The purpose of SLSTP is to provide students with practical experience in space life sciences research and operations. Students will spend half of their time planning and executing laboratory projects of current interest to NASA. They will also have lectures and informal discussions with leading scientists, engineers and astronauts from universities, industry and NASA.
Students will receive transportation and living expenses to attend the program.
The NASA Biomedical Office at the Kennedy Space Center coordinates this program and others under the MARS (Mission to America's Remarkable Students) program.
At Miami, Weise has worked with Kiss on studies of plant gravitational biology related to two space flight experiments Kiss sent on space shuttle flights in 1997.
Weise presented the results of his studies of gravitropism in flower stalks of the plant Arabidopsis at the 1997 meeting of the American Society for Gravitational and Space Biology (ASGSB) in Washington, D.C. "His performance could be rated as very good for a graduate student and even more exemplary since he is an undergraduate researcher. In addition, I am sure a peer-reviewed publication will result from his studies," said Kiss.

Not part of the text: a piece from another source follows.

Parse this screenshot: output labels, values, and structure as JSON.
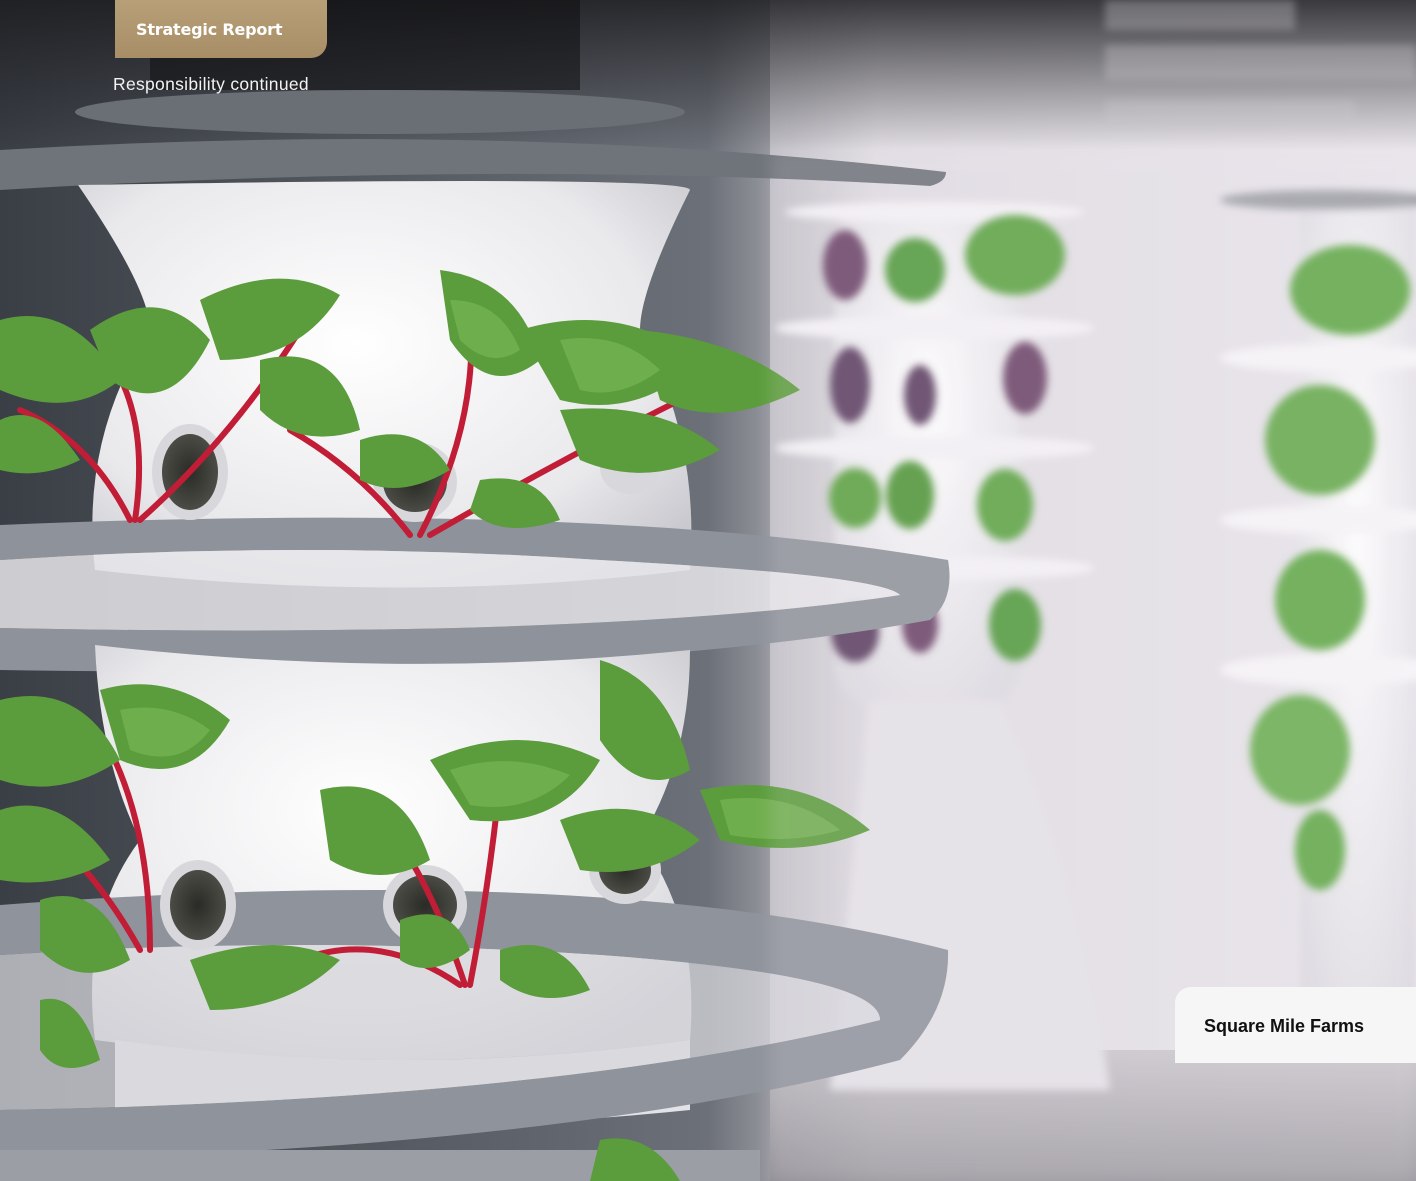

Weise has received four other awards related to his research: a Miami University Summer Scholars award; a Miami University Undergraduate Research Grant; and two travel grants (one from a National Science Foundation-supported program and another from the Howard Hughes Medical Institute) to pay his expenses to the ASGSB meeting.